Sanchi's Wreck May Be Leaking Bunker Fuel


By The Maritime Executive 01-19-2018 02:02:00

China's State Oceanic Administration said Friday that the surface slick above the wreck of the tanker Sanchi may indicate that she is leaking bunker fuel. Her heavy bunkers will persist in the marine environment for longer than her cargo of ultra-light natural gas condensate, experts warned.

The 40-square-mile spill's shape has changed and now takes the form of four separate slicks. While it may inflict environmental damage on marine life in the East China Sea, the petroleum is not expected to reach shore in significant quantities. 

Red areas indicate likeliest concentration of spilled cargo over time (University of Southampton National Oceanography Centre)

The Chinese spill response team will deploy an ROV to investigate the state of the Sanchi's wreckage. The wreck site is shallow enough for technical diving, and salvors may be able to reduce the extent of the spill by pumping out Sanchi's tanks, depending on conditions at the bottom. Experts have estimated that she had 1,000 tonnes of fuel on board at the time of the sinking, though the exact amount is unknown. 

"The residual oil [HFO] would be a main problem. Compared to spilled oil on the surface, which could be cleaned easily, the residual oil in the sunken tanker will continue to spill under the sea. That's why salvage operations are important," said Ma Jun, director of China's Institute of Public and Environmental Affairs, speaking to the Global Times on Friday. 

China details fire response efforts

The raging fire and repeated explosions aboard the Sanchi were unlike anything Chinese response agencies have had to face before, the nation's Ministry of Transport said Friday. 

"As there were no similar incidents in history, we have no rescue practice or experience to follow, posing huge difficulties for the rescue . . . but saving people's lives is our top priority," said ministry official Zhi Guanglu, speaking to reporters in Beijing. "In the process of the rescue, our ships and sailors were constantly in danger."

Zhi detailed the unique problems SAR crews faced during the firefighting effort. The Sanchi's position was about 20 hours of steaming time from shore for the response boats, and the attempt to put out the burning condensate required the responders to constantly replenish their supply of firefighting foam. The fire also put out clouds of toxic gas, forcing rescue vessels to keep their distance. In addition, the heat was severe enough to strip off Sanchi's topside paint from stem to stern, and temperatures approached 200 degrees in her wheelhouse on the relatively calm day that salvors boarded to attempt a rescue. 

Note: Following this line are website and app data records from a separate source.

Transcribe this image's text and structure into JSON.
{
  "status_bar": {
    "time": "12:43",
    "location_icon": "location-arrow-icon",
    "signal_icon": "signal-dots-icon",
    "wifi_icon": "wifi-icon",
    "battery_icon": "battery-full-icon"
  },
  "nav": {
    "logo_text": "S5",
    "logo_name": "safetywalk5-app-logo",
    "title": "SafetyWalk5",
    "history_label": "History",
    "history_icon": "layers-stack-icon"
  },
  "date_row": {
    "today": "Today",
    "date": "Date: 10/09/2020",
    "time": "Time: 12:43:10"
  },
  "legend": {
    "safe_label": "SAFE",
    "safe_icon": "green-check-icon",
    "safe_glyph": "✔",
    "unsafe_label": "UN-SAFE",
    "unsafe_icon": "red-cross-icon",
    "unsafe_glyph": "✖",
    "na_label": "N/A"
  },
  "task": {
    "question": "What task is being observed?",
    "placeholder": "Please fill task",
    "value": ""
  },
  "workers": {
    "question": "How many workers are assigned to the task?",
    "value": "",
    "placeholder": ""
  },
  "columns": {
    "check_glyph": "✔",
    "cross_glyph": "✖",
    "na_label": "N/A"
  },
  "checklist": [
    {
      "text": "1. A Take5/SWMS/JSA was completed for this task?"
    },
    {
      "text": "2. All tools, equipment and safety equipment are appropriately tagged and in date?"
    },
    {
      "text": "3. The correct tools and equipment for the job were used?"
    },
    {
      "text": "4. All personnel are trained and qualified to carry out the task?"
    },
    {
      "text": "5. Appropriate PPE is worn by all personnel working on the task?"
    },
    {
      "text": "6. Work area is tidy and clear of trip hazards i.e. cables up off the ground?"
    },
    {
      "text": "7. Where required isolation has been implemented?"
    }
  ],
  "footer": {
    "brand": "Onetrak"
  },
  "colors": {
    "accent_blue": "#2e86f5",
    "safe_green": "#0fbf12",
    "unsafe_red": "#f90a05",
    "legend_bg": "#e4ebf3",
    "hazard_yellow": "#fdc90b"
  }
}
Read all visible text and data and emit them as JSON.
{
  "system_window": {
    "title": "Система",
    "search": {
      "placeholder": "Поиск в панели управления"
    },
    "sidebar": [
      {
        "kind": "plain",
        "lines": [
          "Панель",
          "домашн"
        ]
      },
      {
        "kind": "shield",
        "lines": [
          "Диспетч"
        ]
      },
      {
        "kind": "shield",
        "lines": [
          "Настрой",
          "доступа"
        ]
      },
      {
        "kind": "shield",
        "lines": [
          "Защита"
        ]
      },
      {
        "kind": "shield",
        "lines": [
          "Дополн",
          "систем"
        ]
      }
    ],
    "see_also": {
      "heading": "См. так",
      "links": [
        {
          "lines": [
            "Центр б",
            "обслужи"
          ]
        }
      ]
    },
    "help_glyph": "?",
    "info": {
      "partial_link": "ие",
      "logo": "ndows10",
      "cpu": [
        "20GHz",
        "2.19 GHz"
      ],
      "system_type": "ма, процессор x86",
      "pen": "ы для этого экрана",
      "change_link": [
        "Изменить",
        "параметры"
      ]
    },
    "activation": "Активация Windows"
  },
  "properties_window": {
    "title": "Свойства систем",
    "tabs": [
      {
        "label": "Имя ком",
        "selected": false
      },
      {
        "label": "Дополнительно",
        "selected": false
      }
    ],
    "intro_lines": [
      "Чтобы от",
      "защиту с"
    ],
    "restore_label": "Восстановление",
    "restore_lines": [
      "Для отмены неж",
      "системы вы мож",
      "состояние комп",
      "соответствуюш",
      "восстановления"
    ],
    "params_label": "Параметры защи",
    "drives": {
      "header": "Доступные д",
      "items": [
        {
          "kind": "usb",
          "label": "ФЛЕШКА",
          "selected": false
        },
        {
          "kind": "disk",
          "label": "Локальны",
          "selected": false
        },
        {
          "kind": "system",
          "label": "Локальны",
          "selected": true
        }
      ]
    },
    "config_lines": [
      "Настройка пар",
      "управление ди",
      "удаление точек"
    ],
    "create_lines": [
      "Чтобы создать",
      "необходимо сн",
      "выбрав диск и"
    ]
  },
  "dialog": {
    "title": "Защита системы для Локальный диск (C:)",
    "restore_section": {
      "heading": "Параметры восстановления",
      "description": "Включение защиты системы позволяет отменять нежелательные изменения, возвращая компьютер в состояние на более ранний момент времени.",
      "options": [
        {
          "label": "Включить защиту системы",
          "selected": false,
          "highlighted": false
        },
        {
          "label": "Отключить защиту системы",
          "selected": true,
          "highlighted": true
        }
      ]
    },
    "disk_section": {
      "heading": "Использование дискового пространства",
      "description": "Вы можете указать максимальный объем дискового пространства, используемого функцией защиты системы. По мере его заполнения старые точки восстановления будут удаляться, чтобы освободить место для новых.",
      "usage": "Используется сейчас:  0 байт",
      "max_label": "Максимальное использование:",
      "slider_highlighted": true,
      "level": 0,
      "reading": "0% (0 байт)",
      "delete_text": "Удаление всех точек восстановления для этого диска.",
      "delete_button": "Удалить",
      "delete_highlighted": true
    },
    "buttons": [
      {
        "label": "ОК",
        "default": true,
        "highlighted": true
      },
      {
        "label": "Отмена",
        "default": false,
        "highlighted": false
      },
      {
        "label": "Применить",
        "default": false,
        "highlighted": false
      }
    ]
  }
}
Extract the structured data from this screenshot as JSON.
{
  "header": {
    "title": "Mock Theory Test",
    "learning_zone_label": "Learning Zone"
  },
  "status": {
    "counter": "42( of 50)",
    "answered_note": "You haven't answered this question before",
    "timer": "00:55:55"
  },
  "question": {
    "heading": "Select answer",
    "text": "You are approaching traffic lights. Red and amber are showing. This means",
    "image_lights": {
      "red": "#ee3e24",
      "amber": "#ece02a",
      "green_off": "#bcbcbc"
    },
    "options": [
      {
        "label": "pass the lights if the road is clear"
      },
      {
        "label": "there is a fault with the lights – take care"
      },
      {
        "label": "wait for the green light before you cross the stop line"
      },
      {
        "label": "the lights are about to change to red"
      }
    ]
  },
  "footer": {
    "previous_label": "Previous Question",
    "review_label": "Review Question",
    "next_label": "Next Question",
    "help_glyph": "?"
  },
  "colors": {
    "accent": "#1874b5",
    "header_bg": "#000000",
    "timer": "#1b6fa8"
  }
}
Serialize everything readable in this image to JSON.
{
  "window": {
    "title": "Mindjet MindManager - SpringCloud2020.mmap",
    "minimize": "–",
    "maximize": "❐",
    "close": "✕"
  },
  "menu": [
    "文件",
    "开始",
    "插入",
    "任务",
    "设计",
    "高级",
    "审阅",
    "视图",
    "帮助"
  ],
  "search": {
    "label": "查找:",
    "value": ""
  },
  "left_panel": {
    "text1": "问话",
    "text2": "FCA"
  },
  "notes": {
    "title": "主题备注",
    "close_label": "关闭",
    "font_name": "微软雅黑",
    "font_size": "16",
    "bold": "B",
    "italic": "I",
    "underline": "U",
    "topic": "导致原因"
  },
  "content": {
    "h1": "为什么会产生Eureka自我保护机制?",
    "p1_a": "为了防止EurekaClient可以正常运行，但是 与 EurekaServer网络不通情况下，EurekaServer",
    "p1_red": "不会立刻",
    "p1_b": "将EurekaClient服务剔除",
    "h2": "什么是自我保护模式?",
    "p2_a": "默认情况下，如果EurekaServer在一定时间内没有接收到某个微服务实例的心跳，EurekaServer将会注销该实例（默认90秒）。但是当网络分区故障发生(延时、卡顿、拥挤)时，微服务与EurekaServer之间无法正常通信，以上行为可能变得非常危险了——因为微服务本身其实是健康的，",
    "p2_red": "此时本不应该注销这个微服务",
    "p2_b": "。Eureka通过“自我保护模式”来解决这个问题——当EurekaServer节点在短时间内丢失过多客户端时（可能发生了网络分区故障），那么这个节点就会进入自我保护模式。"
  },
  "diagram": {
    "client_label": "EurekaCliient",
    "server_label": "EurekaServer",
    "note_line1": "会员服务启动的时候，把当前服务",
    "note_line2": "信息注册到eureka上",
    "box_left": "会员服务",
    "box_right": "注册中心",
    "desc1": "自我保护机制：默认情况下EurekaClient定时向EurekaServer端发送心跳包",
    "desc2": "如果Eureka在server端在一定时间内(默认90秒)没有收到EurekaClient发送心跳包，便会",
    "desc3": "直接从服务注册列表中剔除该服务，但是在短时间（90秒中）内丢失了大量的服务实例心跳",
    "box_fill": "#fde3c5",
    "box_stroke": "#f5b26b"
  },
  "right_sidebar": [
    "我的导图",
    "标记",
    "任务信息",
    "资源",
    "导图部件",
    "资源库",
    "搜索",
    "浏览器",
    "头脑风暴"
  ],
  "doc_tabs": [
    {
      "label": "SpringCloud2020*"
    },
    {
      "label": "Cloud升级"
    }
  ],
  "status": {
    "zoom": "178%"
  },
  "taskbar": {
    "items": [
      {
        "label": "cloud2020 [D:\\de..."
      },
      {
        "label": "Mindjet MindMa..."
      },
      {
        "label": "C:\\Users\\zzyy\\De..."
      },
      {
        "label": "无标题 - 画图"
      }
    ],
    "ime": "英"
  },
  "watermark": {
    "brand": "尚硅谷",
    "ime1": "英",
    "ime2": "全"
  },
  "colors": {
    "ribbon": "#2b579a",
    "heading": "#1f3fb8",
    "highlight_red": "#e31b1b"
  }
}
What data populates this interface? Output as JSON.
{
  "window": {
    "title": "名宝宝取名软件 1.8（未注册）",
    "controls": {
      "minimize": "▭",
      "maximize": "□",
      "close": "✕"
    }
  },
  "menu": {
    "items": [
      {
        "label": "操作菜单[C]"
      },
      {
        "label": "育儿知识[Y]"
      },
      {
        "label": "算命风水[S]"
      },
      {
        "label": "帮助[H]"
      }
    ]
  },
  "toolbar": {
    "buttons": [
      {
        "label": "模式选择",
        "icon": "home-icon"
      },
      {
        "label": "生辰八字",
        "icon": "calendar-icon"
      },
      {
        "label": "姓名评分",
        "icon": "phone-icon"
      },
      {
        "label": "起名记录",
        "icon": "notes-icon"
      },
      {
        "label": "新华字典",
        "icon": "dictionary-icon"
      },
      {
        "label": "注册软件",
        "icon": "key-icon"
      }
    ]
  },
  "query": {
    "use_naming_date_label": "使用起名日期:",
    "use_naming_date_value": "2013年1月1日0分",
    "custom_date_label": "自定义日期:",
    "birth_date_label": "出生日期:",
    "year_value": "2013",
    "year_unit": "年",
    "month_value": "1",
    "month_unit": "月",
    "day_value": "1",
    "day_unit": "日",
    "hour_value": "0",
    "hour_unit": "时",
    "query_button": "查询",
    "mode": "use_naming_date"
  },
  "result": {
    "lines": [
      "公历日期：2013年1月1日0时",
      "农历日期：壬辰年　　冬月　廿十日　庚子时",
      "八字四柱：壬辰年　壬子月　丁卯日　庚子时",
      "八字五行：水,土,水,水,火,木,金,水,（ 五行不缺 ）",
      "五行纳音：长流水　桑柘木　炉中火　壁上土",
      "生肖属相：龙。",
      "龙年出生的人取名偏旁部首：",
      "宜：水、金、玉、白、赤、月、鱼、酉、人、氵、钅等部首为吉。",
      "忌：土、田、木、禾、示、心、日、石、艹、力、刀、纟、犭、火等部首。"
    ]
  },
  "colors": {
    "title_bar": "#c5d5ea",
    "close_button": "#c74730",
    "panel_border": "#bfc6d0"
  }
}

The leader of that salvage boarding party, Xu Junlin, told CGTN on Friday that his team members were not sure that they would return alive. "We took a group photo before we went,” he said. “We all had the thought that if we did not return, we should at least leave a final glimpse of us for our families.”

The boarding team survived, but Sanchi's crew did not return alive. The bodies of three out of her 32 crewmembers have been found, and the head of Iran's Ports and Maritime Organization, Mohammad Rastad, said Sunday that the remaining 29 individuals are considered deceased. 

Zhi said that the spill response and salvage effort will remain hazardous, especially in the event that authorities attempt to raise Sanchi back to the surface. He suggested that removing the wreck from the bottom was the "best solution" under consideration, though he admitted that it was also an "extremely daunting" option. The spill burned for some time after Sanchi's sinking, and he indicated that another release of the volatile, flammable cargo from the wreck during salvage could lead to another fire.

The joint Chinese and Iranian investigation into the cause of the accident is under way. The salvage team retrieved the Sanchi's charred VDR unit before she sank, and investigators are now examining its contents to learn more about the circumstances leading up to her collision with the freighter CF Crystal. At this point the cause of the accident is unknown.